There is an Ash tree in Hotchkiss that I visited once a few years ago and I was impressed with its size and beauty.  The first time I walked over to it I tried to put my arms around the trunk.  The best I could do was to get my arms about half way around.  It would be a shame to see this majestic wonder of life die because someone was careless or indifferent in moving firewood.


Don’t move firewood.  It bugs me!

Friday, November 5, 2021

A Helpful Tool for Watering Efficiently

By Kristina Hughes, Clear Creek County Master Gardener 

’Tis the season to start thinking about fall and wintering watering. And in Colorado, it is always the season to think about how to water effectively and efficiently. A few years ago, I was tasked with watering a large planter full of perennials. I directed the hose at the planter for what felt like a good long while. I went back the next day to find that the plants were wilted! I stuck my finger in the soil and it felt moist. I was perplexed. 

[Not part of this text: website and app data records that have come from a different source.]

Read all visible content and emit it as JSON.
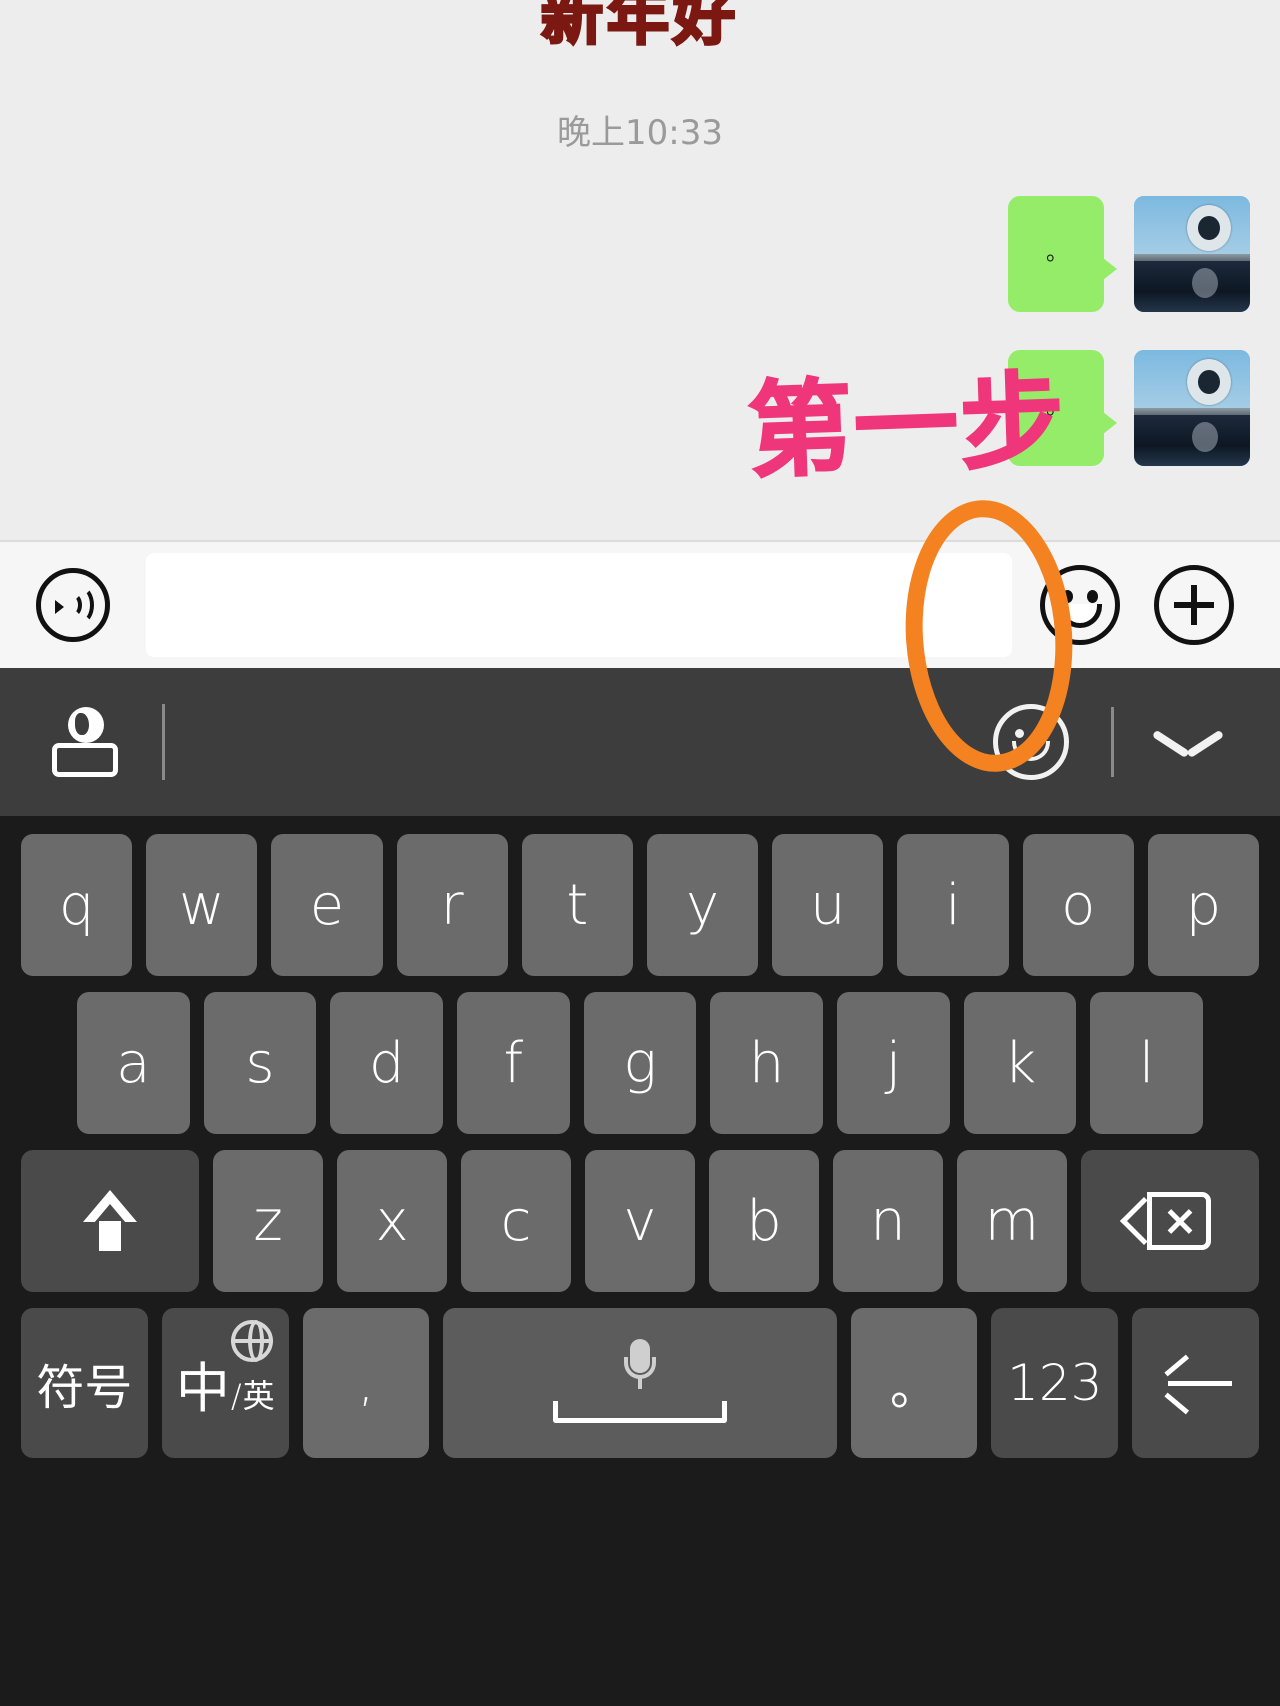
{
  "app": "wechat-chat",
  "chat": {
    "sticker_text": "新年好",
    "timestamp": "晚上10:33",
    "messages": [
      {
        "bubble_text": "。",
        "avatar_name": "contact-avatar",
        "side": "right"
      },
      {
        "bubble_text": "。",
        "avatar_name": "contact-avatar",
        "side": "right"
      }
    ],
    "annotation": "第一步",
    "annotation_color": "#f0367a",
    "bubble_color": "#95ec69",
    "background_color": "#ededed"
  },
  "input_bar": {
    "voice_icon": "voice-wave-icon",
    "text_value": "",
    "text_placeholder": "",
    "emoji_icon": "smiley-face-icon",
    "plus_icon": "plus-circle-icon",
    "highlight_color": "#f58220",
    "highlight_target": "emoji-button"
  },
  "keyboard_toolbar": {
    "globe_keyboard_icon": "globe-keyboard-icon",
    "smiley_icon": "smiley-outline-icon",
    "collapse_icon": "chevron-down-icon",
    "background_color": "#3d3d3d"
  },
  "keyboard": {
    "background_color": "#1b1b1b",
    "key_color": "#6b6b6b",
    "special_key_color": "#4a4a4a",
    "rows": [
      {
        "name": "row-qwerty",
        "keys": [
          {
            "label": "q"
          },
          {
            "label": "w"
          },
          {
            "label": "e"
          },
          {
            "label": "r"
          },
          {
            "label": "t"
          },
          {
            "label": "y"
          },
          {
            "label": "u"
          },
          {
            "label": "i"
          },
          {
            "label": "o"
          },
          {
            "label": "p"
          }
        ]
      },
      {
        "name": "row-asdf",
        "keys": [
          {
            "label": "a"
          },
          {
            "label": "s"
          },
          {
            "label": "d"
          },
          {
            "label": "f"
          },
          {
            "label": "g"
          },
          {
            "label": "h"
          },
          {
            "label": "j"
          },
          {
            "label": "k"
          },
          {
            "label": "l"
          }
        ]
      },
      {
        "name": "row-zxcv",
        "keys": [
          {
            "label": "",
            "icon": "shift-icon"
          },
          {
            "label": "z"
          },
          {
            "label": "x"
          },
          {
            "label": "c"
          },
          {
            "label": "v"
          },
          {
            "label": "b"
          },
          {
            "label": "n"
          },
          {
            "label": "m"
          },
          {
            "label": "",
            "icon": "backspace-icon"
          }
        ]
      },
      {
        "name": "row-bottom",
        "keys": [
          {
            "label": "符号"
          },
          {
            "label": "中",
            "sub": "英",
            "icon": "globe-icon"
          },
          {
            "label": ","
          },
          {
            "label": "",
            "icon": "microphone-icon"
          },
          {
            "label": "。"
          },
          {
            "label": "123"
          },
          {
            "label": "",
            "icon": "enter-icon"
          }
        ]
      }
    ]
  }
}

I thought about it for a while and then dug out a tool I had hardly ever used: a soil moisture meter. It had prongs that reached 8 inches deep, much deeper than the tip of my finger could reach. When I stuck it in the planter the potting mix was very, very dry. Ah hah! This time I watered the planter until the moisture meter told me it was moist 8 inches down. The plants were much happier. 

Since then, I have frequently used my soil moisture meter to make sure the soil is moist where many of the plant roots actually are, 6-8 inches down. 

And I have been surprised a few times. I was working in a native plant garden this season. We had gotten a lot of moisture in late spring, but then went through a dry spell and the soil seemed to be dry in this garden. I used the moisture meter to double check and found that the top 2-3” of soil was indeed very dry, but deeper down it was still plenty moist. And when I looked at the plants (natives, every one), they looked fine even though they had gotten no rain or water in weeks. (A testament to native plants and a thick layer of mulch!) 

I have to say that the soil moisture meter has become one of my favorite tools for gardening in Colorado. It helps me assess the conditions deep in the soil without having to dig holes After all, half of most plants’ mass is underground where we humans don’t see what is going on. 

The inexpensive soil moisture meters available at hardware stores (the kind I’ve been using) are definitely less robust than the expensive scientific instruments used by commercial operations, but I have found mine to be very useful especially when combined with other observations from the garden. 

So that’s another tool which can help with water management in your landscape. Remember to support your woody plants with water during long spells of warm, dry weather in the fall and winter (see the PlantTalk article on winter watering below for detailed instructions). PlantTalk 1706 - Fall & Winter Watering An assessment of Portable Soil Moisture Meters from University of California Cooperative Extension